There is no question that aluminum foil is one of the most essential products to have in your home. The list of benefits is endless and some people would go so far as to call it a miracle product. It’s difficult to argue with that opinion!
What are the Dos and Don’ts of Aluminum Foil?
Aluminum foil can do a lot of things. It’s also important to remember that it can’t do everything. Here are some dos and don’ts that can prove useful:
- Baking Pans: Cleaning up baking pans takes no time with aluminum foil. Cooking spray might be necessary in certain cases.
- Bottom of the Oven: Lining the bottom of the oven with aluminum foil is not a great idea. At best, it’s going to cook your food unevenly. At worst, it can cause damage to your oven.
- Poultry: Aluminum foil is a great idea as a means to provide poultry with a protective shield. Not only can aluminum foil prevent the skin of turkey or chicken from burning, but it can also keep all of the juices locked inside.
- Microwave Ovens: Aluminum foil can work in a variety of different spaces. One of them is not the microwave oven. Other materials absorb the electromagnetic waves that move throughout the oven. Aluminum foil is different. It deflects these waves, which means your food may not cook properly. Worse yet, it can cause damage to the oven over time.
- Smelly Foods: If you’re planning to store “smelly” foods in your fridge or freezer, you obviously want to take steps to mask the smell as much as possible. With aluminum foil, you have something that can do a phenomenal job of covering up those smells.
- High-acid Foods: On the other hand, you don’t want to use aluminum foil to cover up high-acid foods for storage. Tart fruits are a good example of what we’re talking about, but you should also be wary of using foil to store things that contain vinegar, tomato sauce, or tomatoes.
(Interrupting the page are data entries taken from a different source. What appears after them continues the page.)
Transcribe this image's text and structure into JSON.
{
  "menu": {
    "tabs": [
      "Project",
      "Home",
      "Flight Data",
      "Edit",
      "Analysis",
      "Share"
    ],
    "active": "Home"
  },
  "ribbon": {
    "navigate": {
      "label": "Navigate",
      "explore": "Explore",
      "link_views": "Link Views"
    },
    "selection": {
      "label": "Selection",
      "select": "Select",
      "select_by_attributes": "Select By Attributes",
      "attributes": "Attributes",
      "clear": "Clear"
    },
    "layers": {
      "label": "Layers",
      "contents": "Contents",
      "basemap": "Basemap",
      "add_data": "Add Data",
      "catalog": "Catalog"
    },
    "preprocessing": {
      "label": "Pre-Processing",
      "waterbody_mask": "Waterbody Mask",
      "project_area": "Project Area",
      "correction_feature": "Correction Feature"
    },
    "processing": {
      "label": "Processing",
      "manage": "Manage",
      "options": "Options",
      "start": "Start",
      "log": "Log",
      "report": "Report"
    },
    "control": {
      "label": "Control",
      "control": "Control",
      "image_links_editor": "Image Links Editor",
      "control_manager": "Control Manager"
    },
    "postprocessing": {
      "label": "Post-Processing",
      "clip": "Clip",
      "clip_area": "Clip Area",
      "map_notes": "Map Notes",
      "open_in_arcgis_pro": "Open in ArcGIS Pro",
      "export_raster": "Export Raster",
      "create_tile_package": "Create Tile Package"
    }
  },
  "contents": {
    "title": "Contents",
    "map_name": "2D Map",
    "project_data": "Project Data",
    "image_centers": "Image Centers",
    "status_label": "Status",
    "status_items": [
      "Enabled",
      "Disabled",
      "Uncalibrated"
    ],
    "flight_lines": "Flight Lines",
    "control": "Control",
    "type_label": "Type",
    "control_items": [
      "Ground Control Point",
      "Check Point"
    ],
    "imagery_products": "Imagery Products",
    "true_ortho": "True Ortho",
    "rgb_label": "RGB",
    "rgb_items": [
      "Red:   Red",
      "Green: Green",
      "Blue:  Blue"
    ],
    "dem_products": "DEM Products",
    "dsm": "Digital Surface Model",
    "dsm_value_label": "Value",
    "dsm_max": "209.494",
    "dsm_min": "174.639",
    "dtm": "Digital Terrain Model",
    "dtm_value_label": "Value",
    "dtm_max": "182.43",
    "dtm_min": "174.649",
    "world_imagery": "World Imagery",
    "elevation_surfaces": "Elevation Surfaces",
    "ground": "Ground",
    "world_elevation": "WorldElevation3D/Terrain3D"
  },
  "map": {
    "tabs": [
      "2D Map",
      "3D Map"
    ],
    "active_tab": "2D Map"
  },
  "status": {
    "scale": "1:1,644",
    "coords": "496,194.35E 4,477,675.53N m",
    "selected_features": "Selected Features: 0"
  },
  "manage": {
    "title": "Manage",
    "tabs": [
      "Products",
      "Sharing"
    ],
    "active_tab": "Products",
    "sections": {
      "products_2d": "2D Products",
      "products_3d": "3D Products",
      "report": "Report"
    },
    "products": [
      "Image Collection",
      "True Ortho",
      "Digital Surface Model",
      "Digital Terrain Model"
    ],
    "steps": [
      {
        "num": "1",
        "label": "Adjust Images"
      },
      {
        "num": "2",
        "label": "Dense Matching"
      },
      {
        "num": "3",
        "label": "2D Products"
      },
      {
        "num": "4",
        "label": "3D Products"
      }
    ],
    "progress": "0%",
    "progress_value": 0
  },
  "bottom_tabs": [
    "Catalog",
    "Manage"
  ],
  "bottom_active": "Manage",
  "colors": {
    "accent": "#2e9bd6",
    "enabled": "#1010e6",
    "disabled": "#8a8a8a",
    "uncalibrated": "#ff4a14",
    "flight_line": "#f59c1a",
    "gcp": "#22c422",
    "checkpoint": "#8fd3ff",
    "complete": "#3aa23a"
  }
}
A day or so isn’t too much of a problem however. Unfortunately, these foods will eventually erode the foil, creating a metallic taste in the food.